For example, thermoplastic molders are just discovering the potential of a new type of hydrogenated nitrile butadiene rubber (HNBR) commercialized by Lanxess in 2005. Called Therban AT (Advanced Technology), it boasts lower molecular weight as well as narrower MW distribution than other HNBRs, resulting in improved mechanical properties. Most interesting of all, Therban AT has lower Mooney viscosity than previously possible in a hydrogenated nitrile rubber, which allows for easier injection, compression, and transfer molding and extrusion. Furthermore, its easy processing allows use of less plasticizer and more filler, further enhancing properties and economics.
HNBR is a specialty rubber with very good resistance to heat, ozone, chemicals, and oil, suiting it well to automotive applications, cable coverings, and various mechanical rubber goods. Until recently, HNBR ranged in Mooney viscosity from 55 to 105. But Therban AT has a 39 Mooney, which allows it to be injection molded into large parts at lower pressures and even into larger and more complex parts than previously possible with HNBR, according to Dr. Boudewijn van Lent, v.p. of Lanxess’ Technical Rubber Products for North America. Examples of potential applications would be progressive-cavity pumps and blow-out preventers for oil wells. The latter can contain up to 500 lb of molded rubber.
Thermoplastic molders are working with Lanxess on two-shot overmolding of rigid nylon parts with an integral rubber gasket. Up to now, rubber/plastic molding has used mainly silicone rubber. Unlike silicone, HNBR has good adhesion to nylon, but its high viscosity made overmolding difficult. Therban AT overcomes that problem, and Lanxess is working with several molders to exploit this compatibility in parts such as an oil filter.
Another new development from Lanxess is the use of neodymium (Nd) catalysts to produce polybutadiene rubber for HIPS. This NdBR was introduced last year and has demonstrated higher toughening efficiency in HIPS. Therefore, around 20% less rubber can be used, according to Tim Rae, head of polybutadiene rubber marketing and logistics for North America. This cost saving prompted quick adoption by HIPS producers in Europe and South America, and U.S. suppliers are evaluating NdBR as well.
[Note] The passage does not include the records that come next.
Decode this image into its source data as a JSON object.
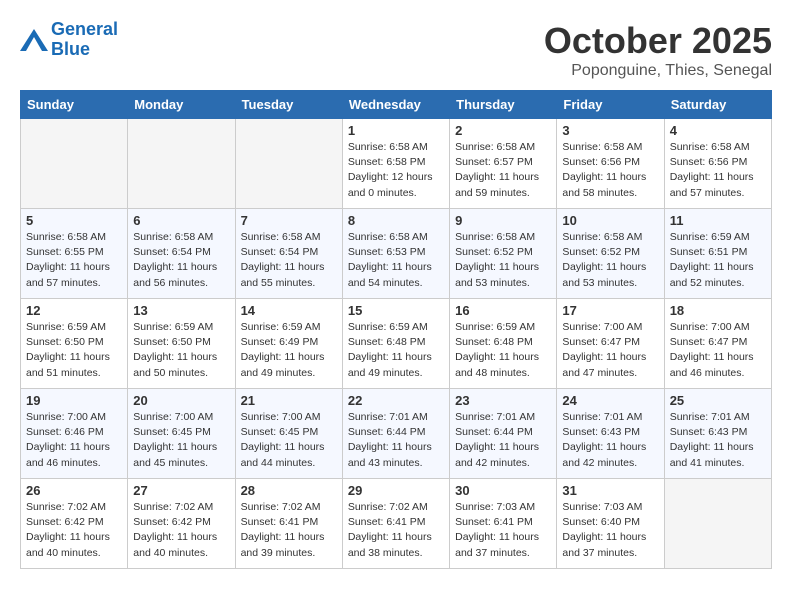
{
  "header": {
    "logo_line1": "General",
    "logo_line2": "Blue",
    "month": "October 2025",
    "location": "Poponguine, Thies, Senegal"
  },
  "weekdays": [
    "Sunday",
    "Monday",
    "Tuesday",
    "Wednesday",
    "Thursday",
    "Friday",
    "Saturday"
  ],
  "weeks": [
    [
      {
        "day": "",
        "empty": true
      },
      {
        "day": "",
        "empty": true
      },
      {
        "day": "",
        "empty": true
      },
      {
        "day": "1",
        "sunrise": "6:58 AM",
        "sunset": "6:58 PM",
        "daylight": "12 hours and 0 minutes."
      },
      {
        "day": "2",
        "sunrise": "6:58 AM",
        "sunset": "6:57 PM",
        "daylight": "11 hours and 59 minutes."
      },
      {
        "day": "3",
        "sunrise": "6:58 AM",
        "sunset": "6:56 PM",
        "daylight": "11 hours and 58 minutes."
      },
      {
        "day": "4",
        "sunrise": "6:58 AM",
        "sunset": "6:56 PM",
        "daylight": "11 hours and 57 minutes."
      }
    ],
    [
      {
        "day": "5",
        "sunrise": "6:58 AM",
        "sunset": "6:55 PM",
        "daylight": "11 hours and 57 minutes."
      },
      {
        "day": "6",
        "sunrise": "6:58 AM",
        "sunset": "6:54 PM",
        "daylight": "11 hours and 56 minutes."
      },
      {
        "day": "7",
        "sunrise": "6:58 AM",
        "sunset": "6:54 PM",
        "daylight": "11 hours and 55 minutes."
      },
      {
        "day": "8",
        "sunrise": "6:58 AM",
        "sunset": "6:53 PM",
        "daylight": "11 hours and 54 minutes."
      },
      {
        "day": "9",
        "sunrise": "6:58 AM",
        "sunset": "6:52 PM",
        "daylight": "11 hours and 53 minutes."
      },
      {
        "day": "10",
        "sunrise": "6:58 AM",
        "sunset": "6:52 PM",
        "daylight": "11 hours and 53 minutes."
      },
      {
        "day": "11",
        "sunrise": "6:59 AM",
        "sunset": "6:51 PM",
        "daylight": "11 hours and 52 minutes."
      }
    ],
    [
      {
        "day": "12",
        "sunrise": "6:59 AM",
        "sunset": "6:50 PM",
        "daylight": "11 hours and 51 minutes."
      },
      {
        "day": "13",
        "sunrise": "6:59 AM",
        "sunset": "6:50 PM",
        "daylight": "11 hours and 50 minutes."
      },
      {
        "day": "14",
        "sunrise": "6:59 AM",
        "sunset": "6:49 PM",
        "daylight": "11 hours and 49 minutes."
      },
      {
        "day": "15",
        "sunrise": "6:59 AM",
        "sunset": "6:48 PM",
        "daylight": "11 hours and 49 minutes."
      },
      {
        "day": "16",
        "sunrise": "6:59 AM",
        "sunset": "6:48 PM",
        "daylight": "11 hours and 48 minutes."
      },
      {
        "day": "17",
        "sunrise": "7:00 AM",
        "sunset": "6:47 PM",
        "daylight": "11 hours and 47 minutes."
      },
      {
        "day": "18",
        "sunrise": "7:00 AM",
        "sunset": "6:47 PM",
        "daylight": "11 hours and 46 minutes."
      }
    ],
    [
      {
        "day": "19",
        "sunrise": "7:00 AM",
        "sunset": "6:46 PM",
        "daylight": "11 hours and 46 minutes."
      },
      {
        "day": "20",
        "sunrise": "7:00 AM",
        "sunset": "6:45 PM",
        "daylight": "11 hours and 45 minutes."
      },
      {
        "day": "21",
        "sunrise": "7:00 AM",
        "sunset": "6:45 PM",
        "daylight": "11 hours and 44 minutes."
      },
      {
        "day": "22",
        "sunrise": "7:01 AM",
        "sunset": "6:44 PM",
        "daylight": "11 hours and 43 minutes."
      },
      {
        "day": "23",
        "sunrise": "7:01 AM",
        "sunset": "6:44 PM",
        "daylight": "11 hours and 42 minutes."
      },
      {
        "day": "24",
        "sunrise": "7:01 AM",
        "sunset": "6:43 PM",
        "daylight": "11 hours and 42 minutes."
      },
      {
        "day": "25",
        "sunrise": "7:01 AM",
        "sunset": "6:43 PM",
        "daylight": "11 hours and 41 minutes."
      }
    ],
    [
      {
        "day": "26",
        "sunrise": "7:02 AM",
        "sunset": "6:42 PM",
        "daylight": "11 hours and 40 minutes."
      },
      {
        "day": "27",
        "sunrise": "7:02 AM",
        "sunset": "6:42 PM",
        "daylight": "11 hours and 40 minutes."
      },
      {
        "day": "28",
        "sunrise": "7:02 AM",
        "sunset": "6:41 PM",
        "daylight": "11 hours and 39 minutes."
      },
      {
        "day": "29",
        "sunrise": "7:02 AM",
        "sunset": "6:41 PM",
        "daylight": "11 hours and 38 minutes."
      },
      {
        "day": "30",
        "sunrise": "7:03 AM",
        "sunset": "6:41 PM",
        "daylight": "11 hours and 37 minutes."
      },
      {
        "day": "31",
        "sunrise": "7:03 AM",
        "sunset": "6:40 PM",
        "daylight": "11 hours and 37 minutes."
      },
      {
        "day": "",
        "empty": true
      }
    ]
  ]
}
The material has the further advantage of gel levels inherently lower than standard butadiene rubbers used in HIPS, which is important to the aesthetic quality of HIPS extruded sheet. NdBR could offer similar advantages in other styrenics such as ABS, though this has not yet been tested.
Also new from Lanxess is a unique high-isoprene butyl rubber that contains up to four times as much isoprene as regular butyl rubber. It was developed especially for tire treads, where it can improve wet traction and abrasion resistance. However, Lanxess believes it has interesting potential as a component of thermoplastic elastomers and thermoplastic nanocomposites. “We believe it may offer some unique properties and improved processability,” said Dr. Ralf I. Schenkel, head of global R&D for butyl rubber in Sarnia, Ont.